On March 3, 1917, Einstein postulated how light can result from stimulating excited atoms. As proven by Gordon Gould 60 years later, this “light amplification by stimulated emission of radiation” would give way to the invention of the Laser and optical amplifier, which are the two foundational elements of the optical communications networks which transport much of the global Internet traffic.
Gould would go on to start the fiber optic communications company Optelecom. His protege and head of Optelecom’s Light Optics Division, Dr. David Huber, began working on a new technology called Dense Wavelength Division Multiplexing.
“I first met Huber in the early ’90s at Optelecom, where he demonstrated his light-based communication system,” said Kevin Kimberlin, Chairman of Spencer Trask & Co. “Impressed, I offered to help him develop the system. Together, we founded a new company called Ciena, which was the first to commercialize high capacity optical networking systems based on the optical amplifier,” Kimberlin explained. This was the beginning of the internet as we know and use it today.
According to author Jeff Hecht and The New York Times, Wavelength Division Multiplexing was the foundation for today’s global communications networks and dramatically increased bandwidth on fiber optic networks (boosting capacity as much as 1600% when first deployed on Sprint’s Network).
About Spencer Trask & Company
Spencer Trask & Co. is a privately held advanced technology development company. The firm works with entrepreneurs, CEOs and corporate partners to start and grow high impact ventures.
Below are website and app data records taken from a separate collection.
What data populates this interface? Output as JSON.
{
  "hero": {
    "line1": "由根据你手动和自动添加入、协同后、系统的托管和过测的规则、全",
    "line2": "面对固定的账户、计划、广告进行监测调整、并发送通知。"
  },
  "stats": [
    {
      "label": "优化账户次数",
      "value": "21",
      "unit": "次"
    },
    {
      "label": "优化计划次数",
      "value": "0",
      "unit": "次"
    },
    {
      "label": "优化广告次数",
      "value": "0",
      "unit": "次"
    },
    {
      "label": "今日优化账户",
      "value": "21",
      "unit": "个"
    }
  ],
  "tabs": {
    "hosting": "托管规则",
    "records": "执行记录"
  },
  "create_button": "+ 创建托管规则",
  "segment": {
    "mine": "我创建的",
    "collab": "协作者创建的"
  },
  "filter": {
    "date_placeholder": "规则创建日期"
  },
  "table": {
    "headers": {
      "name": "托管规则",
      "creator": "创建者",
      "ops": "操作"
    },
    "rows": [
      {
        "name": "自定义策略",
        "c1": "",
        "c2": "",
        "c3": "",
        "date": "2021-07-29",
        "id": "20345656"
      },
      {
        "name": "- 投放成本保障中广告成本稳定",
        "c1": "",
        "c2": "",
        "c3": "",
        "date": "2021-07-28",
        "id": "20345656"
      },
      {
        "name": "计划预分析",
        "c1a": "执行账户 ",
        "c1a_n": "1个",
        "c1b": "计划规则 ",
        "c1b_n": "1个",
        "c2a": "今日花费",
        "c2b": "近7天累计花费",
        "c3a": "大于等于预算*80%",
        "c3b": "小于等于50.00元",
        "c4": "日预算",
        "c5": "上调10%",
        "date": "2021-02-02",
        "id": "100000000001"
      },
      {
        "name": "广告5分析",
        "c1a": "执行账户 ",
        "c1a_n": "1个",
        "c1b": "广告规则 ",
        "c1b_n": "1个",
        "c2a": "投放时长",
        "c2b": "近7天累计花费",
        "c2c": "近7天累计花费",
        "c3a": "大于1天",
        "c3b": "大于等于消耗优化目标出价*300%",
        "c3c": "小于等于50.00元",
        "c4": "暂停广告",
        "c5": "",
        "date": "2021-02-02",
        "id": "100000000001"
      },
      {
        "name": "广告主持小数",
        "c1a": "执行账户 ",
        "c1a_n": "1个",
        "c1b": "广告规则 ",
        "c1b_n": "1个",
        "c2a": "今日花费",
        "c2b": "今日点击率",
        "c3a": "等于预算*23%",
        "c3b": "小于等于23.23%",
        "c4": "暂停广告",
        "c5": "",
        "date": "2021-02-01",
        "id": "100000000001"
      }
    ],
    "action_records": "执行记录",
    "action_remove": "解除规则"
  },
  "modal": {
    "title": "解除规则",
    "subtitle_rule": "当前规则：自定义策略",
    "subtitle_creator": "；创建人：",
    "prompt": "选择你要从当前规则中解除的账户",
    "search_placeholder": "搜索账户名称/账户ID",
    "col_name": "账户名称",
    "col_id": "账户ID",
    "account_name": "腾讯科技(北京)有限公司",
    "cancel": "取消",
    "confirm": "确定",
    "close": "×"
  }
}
Spencer Trask & Co. has been instrumental in the formative stage of companies that pioneered many technological and scientific advancements in the field of genomics, the transformation of healthcare, the Internet and open innovation.